YOUR OBJECTIVE: Only lines with the string "icon" should be returned from the data below.

DATA EXTRACT:
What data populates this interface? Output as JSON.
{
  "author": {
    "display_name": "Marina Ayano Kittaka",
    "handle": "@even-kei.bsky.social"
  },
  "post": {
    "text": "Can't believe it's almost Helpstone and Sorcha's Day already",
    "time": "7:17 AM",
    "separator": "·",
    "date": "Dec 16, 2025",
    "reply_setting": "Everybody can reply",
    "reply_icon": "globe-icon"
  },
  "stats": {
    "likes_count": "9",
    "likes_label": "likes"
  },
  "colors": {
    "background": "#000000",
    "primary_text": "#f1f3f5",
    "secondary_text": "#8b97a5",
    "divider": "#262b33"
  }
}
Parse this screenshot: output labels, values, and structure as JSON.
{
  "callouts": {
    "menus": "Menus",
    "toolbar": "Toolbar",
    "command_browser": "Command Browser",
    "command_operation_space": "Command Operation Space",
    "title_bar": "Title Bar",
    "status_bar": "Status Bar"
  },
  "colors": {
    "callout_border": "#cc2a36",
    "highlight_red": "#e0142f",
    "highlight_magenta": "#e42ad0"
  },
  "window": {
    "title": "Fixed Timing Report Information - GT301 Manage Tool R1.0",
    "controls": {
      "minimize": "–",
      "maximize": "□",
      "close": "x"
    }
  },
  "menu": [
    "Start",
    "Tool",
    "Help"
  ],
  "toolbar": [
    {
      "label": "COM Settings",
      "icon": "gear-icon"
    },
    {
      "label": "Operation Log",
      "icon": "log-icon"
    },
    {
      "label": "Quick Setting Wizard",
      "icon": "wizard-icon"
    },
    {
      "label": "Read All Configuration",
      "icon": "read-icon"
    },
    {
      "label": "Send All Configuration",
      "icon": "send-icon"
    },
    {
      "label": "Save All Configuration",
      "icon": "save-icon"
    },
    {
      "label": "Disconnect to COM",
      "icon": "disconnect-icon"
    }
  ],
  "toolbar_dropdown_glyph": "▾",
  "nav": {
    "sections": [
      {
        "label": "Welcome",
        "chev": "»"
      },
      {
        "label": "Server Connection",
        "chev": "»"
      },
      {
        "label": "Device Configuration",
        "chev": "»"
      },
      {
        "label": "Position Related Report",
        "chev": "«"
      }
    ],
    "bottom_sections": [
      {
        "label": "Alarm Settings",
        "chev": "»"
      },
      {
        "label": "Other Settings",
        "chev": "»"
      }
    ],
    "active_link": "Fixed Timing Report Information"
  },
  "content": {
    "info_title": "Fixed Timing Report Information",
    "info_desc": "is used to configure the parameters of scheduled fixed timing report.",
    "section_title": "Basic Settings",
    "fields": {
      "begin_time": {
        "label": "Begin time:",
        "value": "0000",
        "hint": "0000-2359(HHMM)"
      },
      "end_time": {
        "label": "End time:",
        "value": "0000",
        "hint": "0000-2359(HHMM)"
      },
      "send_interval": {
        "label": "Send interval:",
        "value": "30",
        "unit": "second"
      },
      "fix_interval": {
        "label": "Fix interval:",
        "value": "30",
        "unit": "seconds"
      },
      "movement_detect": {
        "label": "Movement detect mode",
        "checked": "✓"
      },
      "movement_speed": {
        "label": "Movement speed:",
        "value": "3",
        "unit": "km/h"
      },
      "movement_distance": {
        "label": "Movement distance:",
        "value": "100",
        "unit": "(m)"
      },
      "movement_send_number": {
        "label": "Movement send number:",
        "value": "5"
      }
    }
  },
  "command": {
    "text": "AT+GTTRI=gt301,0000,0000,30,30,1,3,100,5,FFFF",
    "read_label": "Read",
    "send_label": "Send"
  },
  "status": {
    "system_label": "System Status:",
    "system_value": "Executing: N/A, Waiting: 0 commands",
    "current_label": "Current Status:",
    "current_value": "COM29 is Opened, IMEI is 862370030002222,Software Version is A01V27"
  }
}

RESPONSE:
    "reply_icon": "globe-icon"
      "icon": "gear-icon"
      "icon": "log-icon"
      "icon": "wizard-icon"
      "icon": "read-icon"
      "icon": "send-icon"
      "icon": "save-icon"
      "icon": "disconnect-icon"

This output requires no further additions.